*About this task*: Any picture must be dropped, but each line of the data should be duplicated exactly.

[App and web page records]
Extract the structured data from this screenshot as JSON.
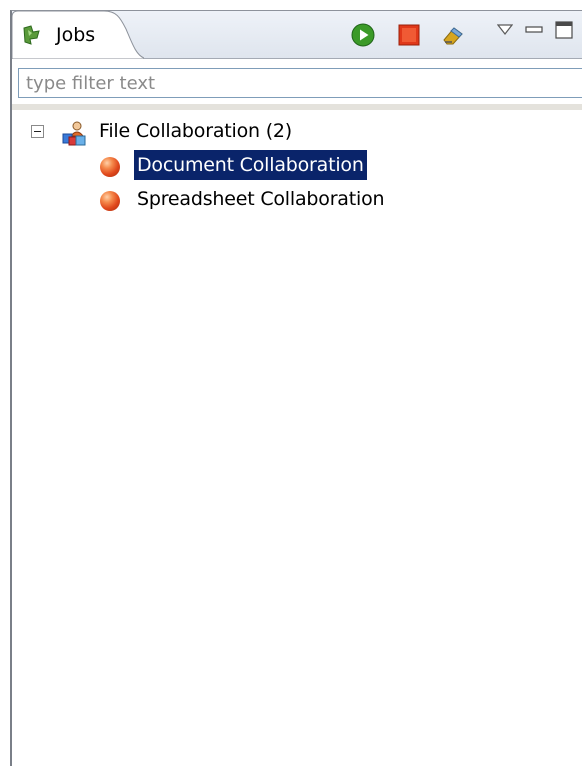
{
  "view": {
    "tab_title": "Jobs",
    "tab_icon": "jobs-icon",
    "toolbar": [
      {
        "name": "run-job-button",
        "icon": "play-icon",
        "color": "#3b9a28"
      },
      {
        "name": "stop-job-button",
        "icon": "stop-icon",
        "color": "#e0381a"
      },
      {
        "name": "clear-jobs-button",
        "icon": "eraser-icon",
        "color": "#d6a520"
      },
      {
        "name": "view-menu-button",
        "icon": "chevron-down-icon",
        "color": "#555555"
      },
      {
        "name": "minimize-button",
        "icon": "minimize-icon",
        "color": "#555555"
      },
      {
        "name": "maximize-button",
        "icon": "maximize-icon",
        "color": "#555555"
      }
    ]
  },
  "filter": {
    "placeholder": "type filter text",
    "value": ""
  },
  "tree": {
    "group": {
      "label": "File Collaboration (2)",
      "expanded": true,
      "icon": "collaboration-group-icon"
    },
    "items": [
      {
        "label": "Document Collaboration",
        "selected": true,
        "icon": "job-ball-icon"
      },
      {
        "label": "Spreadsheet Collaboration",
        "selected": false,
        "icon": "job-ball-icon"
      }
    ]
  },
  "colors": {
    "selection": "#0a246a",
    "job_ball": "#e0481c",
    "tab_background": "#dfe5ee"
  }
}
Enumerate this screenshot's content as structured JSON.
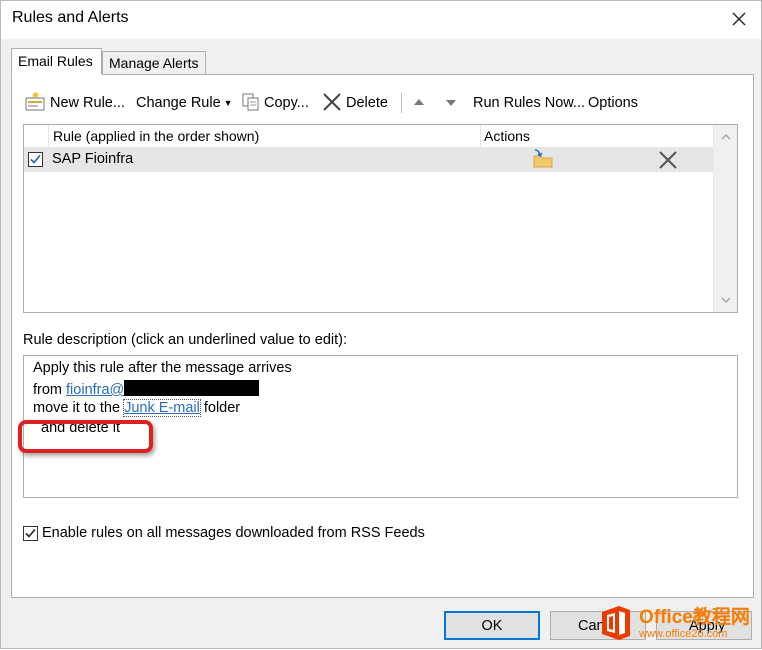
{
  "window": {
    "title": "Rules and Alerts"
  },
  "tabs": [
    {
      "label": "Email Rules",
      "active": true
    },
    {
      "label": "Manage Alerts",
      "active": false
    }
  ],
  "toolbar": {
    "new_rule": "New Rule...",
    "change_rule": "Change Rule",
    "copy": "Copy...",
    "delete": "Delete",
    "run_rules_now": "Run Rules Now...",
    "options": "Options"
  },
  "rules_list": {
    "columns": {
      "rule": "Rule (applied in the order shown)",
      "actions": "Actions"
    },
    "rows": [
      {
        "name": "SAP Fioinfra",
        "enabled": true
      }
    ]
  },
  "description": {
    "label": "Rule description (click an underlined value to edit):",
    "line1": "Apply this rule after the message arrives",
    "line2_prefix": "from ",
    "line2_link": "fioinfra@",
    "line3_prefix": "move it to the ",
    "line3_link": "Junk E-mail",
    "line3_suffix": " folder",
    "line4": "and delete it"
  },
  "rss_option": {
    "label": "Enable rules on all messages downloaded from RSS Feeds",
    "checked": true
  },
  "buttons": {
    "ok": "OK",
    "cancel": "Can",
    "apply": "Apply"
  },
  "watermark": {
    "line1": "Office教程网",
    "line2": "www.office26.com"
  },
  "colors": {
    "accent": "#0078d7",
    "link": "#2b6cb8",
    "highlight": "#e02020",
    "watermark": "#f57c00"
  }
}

*Written answer*:
Extract the structured data from this screenshot as JSON.
{
  "view": {
    "tab_title": "Jobs",
    "tab_icon": "jobs-icon",
    "toolbar": [
      {
        "name": "run-job-button",
        "icon": "play-icon",
        "color": "#3b9a28"
      },
      {
        "name": "stop-job-button",
        "icon": "stop-icon",
        "color": "#e0381a"
      },
      {
        "name": "clear-jobs-button",
        "icon": "eraser-icon",
        "color": "#d6a520"
      },
      {
        "name": "view-menu-button",
        "icon": "chevron-down-icon",
        "color": "#555555"
      },
      {
        "name": "minimize-button",
        "icon": "minimize-icon",
        "color": "#555555"
      },
      {
        "name": "maximize-button",
        "icon": "maximize-icon",
        "color": "#555555"
      }
    ]
  },
  "filter": {
    "placeholder": "type filter text",
    "value": ""
  },
  "tree": {
    "group": {
      "label": "File Collaboration (2)",
      "expanded": true,
      "icon": "collaboration-group-icon"
    },
    "items": [
      {
        "label": "Document Collaboration",
        "selected": true,
        "icon": "job-ball-icon"
      },
      {
        "label": "Spreadsheet Collaboration",
        "selected": false,
        "icon": "job-ball-icon"
      }
    ]
  },
  "colors": {
    "selection": "#0a246a",
    "job_ball": "#e0481c",
    "tab_background": "#dfe5ee"
  }
}
Enumerate this screenshot's content as structured JSON.
{
  "window": {
    "title": "Rules and Alerts"
  },
  "tabs": [
    {
      "label": "Email Rules",
      "active": true
    },
    {
      "label": "Manage Alerts",
      "active": false
    }
  ],
  "toolbar": {
    "new_rule": "New Rule...",
    "change_rule": "Change Rule",
    "copy": "Copy...",
    "delete": "Delete",
    "run_rules_now": "Run Rules Now...",
    "options": "Options"
  },
  "rules_list": {
    "columns": {
      "rule": "Rule (applied in the order shown)",
      "actions": "Actions"
    },
    "rows": [
      {
        "name": "SAP Fioinfra",
        "enabled": true
      }
    ]
  },
  "description": {
    "label": "Rule description (click an underlined value to edit):",
    "line1": "Apply this rule after the message arrives",
    "line2_prefix": "from ",
    "line2_link": "fioinfra@",
    "line3_prefix": "move it to the ",
    "line3_link": "Junk E-mail",
    "line3_suffix": " folder",
    "line4": "and delete it"
  },
  "rss_option": {
    "label": "Enable rules on all messages downloaded from RSS Feeds",
    "checked": true
  },
  "buttons": {
    "ok": "OK",
    "cancel": "Can",
    "apply": "Apply"
  },
  "watermark": {
    "line1": "Office教程网",
    "line2": "www.office26.com"
  },
  "colors": {
    "accent": "#0078d7",
    "link": "#2b6cb8",
    "highlight": "#e02020",
    "watermark": "#f57c00"
  }
}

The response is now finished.